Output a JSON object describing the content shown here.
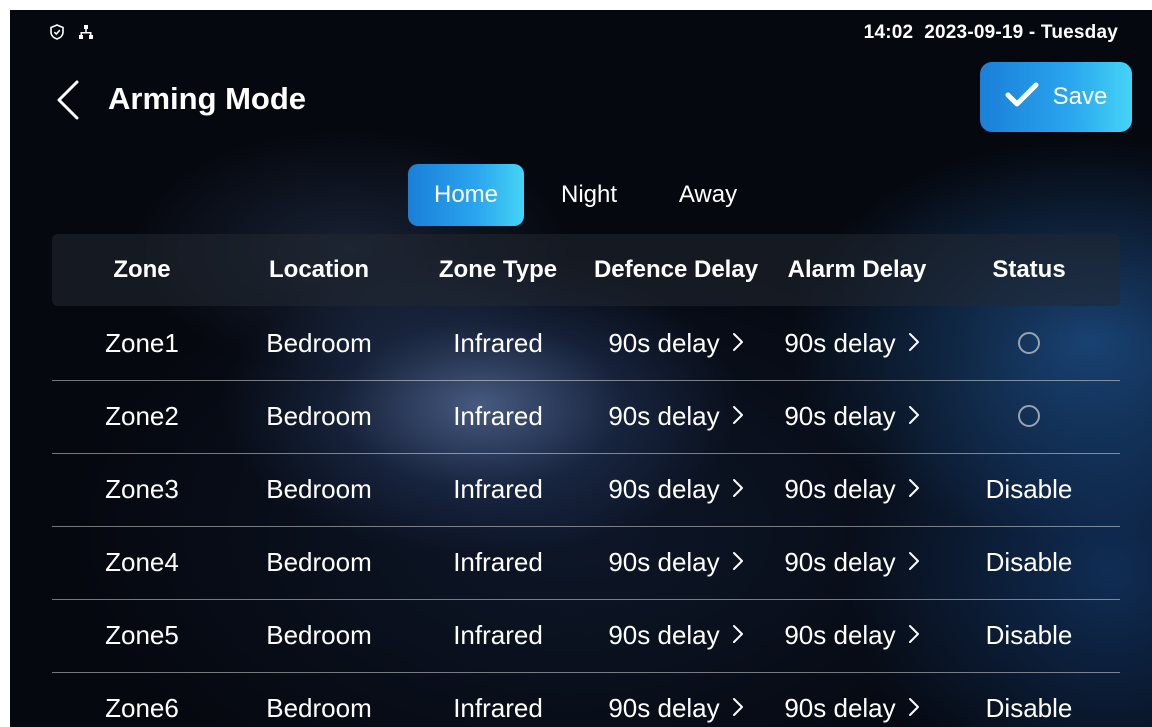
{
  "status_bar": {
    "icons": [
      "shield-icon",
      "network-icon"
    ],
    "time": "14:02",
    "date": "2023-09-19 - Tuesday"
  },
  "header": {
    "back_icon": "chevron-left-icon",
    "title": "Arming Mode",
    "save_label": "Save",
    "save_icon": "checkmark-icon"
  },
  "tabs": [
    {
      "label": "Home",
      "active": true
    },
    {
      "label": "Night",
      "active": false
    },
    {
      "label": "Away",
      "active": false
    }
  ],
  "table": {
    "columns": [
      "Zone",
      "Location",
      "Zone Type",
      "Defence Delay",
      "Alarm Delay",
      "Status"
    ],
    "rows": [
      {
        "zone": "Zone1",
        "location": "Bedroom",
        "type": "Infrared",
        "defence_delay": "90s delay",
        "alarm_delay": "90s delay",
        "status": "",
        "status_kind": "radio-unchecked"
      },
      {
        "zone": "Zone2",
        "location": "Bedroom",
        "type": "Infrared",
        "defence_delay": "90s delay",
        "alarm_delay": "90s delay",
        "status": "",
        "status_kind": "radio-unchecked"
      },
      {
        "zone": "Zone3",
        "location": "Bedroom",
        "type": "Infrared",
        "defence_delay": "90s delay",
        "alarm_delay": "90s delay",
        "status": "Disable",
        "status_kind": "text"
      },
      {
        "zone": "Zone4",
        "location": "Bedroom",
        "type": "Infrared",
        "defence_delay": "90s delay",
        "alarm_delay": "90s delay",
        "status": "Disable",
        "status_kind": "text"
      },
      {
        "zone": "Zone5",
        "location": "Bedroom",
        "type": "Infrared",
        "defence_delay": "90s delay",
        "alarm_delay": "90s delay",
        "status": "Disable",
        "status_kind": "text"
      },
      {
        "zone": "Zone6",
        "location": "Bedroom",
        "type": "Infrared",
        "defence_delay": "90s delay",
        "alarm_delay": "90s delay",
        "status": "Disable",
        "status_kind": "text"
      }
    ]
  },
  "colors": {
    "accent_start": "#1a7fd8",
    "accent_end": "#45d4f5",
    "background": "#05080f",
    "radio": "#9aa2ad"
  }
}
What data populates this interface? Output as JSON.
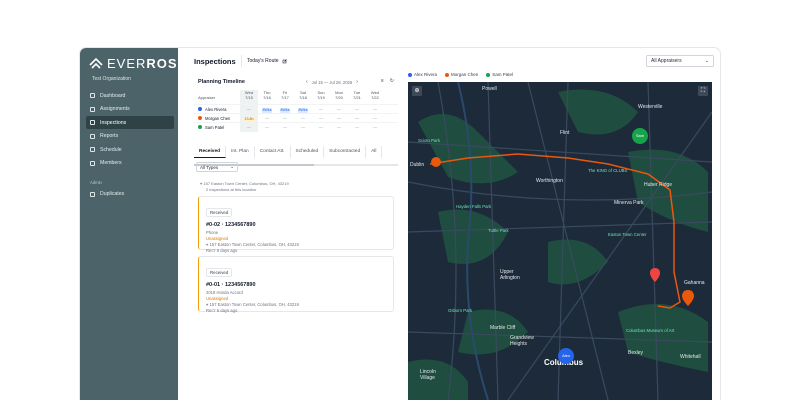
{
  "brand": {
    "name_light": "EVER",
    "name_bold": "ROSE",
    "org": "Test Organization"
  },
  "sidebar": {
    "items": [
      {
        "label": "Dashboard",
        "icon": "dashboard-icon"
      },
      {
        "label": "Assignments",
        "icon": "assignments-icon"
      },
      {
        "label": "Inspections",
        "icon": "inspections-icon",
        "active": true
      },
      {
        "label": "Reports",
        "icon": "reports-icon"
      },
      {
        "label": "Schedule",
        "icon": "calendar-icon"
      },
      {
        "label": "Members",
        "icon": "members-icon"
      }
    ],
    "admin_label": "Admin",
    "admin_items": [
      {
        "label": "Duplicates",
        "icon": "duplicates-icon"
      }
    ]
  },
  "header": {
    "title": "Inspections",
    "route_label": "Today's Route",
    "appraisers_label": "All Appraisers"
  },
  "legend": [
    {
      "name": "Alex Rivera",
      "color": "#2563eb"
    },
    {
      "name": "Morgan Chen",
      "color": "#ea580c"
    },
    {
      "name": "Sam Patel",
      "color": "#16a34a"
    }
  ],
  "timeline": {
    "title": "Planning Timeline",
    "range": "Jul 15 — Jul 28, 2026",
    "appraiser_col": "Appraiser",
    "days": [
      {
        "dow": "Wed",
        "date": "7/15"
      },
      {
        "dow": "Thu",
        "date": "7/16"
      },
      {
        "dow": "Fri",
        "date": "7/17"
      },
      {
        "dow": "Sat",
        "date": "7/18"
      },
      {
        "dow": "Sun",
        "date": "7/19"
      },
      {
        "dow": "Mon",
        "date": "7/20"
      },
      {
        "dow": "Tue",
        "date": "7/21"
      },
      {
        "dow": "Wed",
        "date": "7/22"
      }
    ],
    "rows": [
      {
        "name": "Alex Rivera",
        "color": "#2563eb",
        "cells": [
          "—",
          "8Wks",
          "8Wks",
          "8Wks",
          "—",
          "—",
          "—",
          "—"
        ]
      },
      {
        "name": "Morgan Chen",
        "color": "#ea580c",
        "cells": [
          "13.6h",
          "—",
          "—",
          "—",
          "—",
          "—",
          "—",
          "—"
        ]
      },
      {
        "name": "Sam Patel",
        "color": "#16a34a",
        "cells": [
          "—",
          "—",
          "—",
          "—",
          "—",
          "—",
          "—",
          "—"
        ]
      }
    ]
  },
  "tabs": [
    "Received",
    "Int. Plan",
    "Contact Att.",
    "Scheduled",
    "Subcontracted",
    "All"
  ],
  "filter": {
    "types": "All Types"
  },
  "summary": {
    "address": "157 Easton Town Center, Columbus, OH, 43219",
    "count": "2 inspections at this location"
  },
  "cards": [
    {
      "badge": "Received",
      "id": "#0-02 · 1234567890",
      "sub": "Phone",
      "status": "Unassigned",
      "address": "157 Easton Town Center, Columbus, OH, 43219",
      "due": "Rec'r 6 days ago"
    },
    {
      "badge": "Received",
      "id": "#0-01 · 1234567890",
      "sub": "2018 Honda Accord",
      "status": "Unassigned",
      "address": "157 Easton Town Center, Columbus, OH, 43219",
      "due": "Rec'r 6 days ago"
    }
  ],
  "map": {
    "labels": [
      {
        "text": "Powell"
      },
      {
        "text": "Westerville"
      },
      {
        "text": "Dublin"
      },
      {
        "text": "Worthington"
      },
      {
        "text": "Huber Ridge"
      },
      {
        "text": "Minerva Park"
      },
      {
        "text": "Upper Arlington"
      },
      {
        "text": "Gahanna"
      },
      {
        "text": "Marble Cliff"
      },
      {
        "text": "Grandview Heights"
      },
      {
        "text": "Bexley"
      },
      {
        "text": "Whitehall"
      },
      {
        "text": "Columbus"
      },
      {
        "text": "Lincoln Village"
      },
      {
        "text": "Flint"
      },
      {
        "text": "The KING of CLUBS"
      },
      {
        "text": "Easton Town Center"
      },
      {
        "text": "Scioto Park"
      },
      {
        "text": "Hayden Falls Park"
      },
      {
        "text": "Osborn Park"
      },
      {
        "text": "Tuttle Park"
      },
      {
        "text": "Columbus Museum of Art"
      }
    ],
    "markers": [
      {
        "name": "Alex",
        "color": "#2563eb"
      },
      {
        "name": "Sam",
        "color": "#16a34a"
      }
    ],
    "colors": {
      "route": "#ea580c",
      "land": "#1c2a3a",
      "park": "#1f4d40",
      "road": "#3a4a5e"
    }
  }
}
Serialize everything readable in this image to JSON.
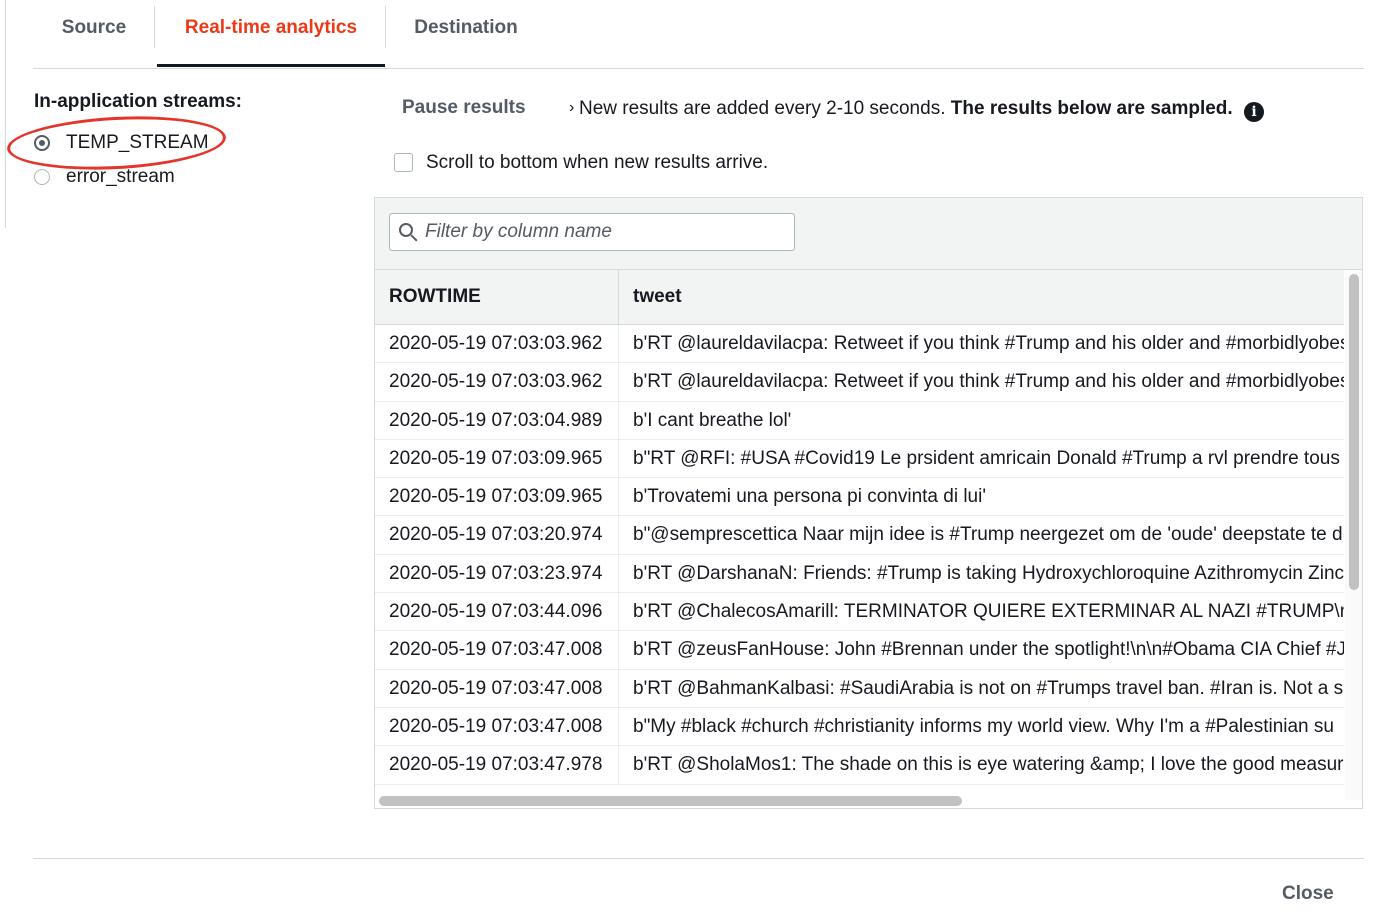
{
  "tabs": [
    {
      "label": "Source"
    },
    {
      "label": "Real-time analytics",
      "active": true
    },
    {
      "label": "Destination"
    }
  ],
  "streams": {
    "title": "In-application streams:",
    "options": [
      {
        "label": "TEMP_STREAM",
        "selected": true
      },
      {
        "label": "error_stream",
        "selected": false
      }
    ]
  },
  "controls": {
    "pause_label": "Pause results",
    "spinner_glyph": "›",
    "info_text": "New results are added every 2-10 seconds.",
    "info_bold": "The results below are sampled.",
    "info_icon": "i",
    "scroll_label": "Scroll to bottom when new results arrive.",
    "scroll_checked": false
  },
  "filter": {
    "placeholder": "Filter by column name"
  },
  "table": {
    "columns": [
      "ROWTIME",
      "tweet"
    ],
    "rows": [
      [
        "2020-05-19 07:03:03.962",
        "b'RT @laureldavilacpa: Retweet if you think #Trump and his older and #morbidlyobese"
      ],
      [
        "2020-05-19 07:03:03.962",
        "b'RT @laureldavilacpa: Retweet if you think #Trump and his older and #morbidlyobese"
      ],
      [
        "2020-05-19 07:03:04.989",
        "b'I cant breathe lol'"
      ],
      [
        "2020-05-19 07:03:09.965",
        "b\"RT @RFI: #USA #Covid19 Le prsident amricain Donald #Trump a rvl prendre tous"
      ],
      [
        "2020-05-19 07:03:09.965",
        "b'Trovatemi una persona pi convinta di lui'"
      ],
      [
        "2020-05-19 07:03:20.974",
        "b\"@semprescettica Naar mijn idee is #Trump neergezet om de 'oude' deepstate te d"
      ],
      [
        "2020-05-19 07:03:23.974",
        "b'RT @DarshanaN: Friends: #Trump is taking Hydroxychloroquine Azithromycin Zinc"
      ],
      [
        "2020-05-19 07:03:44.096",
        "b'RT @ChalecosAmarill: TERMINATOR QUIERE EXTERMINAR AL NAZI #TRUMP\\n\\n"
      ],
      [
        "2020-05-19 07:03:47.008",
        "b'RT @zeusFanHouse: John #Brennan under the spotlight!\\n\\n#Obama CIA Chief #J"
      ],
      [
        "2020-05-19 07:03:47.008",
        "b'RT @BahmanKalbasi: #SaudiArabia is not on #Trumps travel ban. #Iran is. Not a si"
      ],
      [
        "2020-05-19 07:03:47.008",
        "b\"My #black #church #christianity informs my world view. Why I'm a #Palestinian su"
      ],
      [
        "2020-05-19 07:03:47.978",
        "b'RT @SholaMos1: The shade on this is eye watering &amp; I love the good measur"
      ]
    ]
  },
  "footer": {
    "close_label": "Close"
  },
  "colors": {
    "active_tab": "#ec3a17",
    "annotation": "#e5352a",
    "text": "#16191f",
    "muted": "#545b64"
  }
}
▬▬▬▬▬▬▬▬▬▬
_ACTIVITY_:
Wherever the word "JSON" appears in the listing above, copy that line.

_TASK SOLUTION_:
Output a JSON object describing the content shown here.
What data populates this interface? Output as JSON.
Serialize everything readable in this image to JSON.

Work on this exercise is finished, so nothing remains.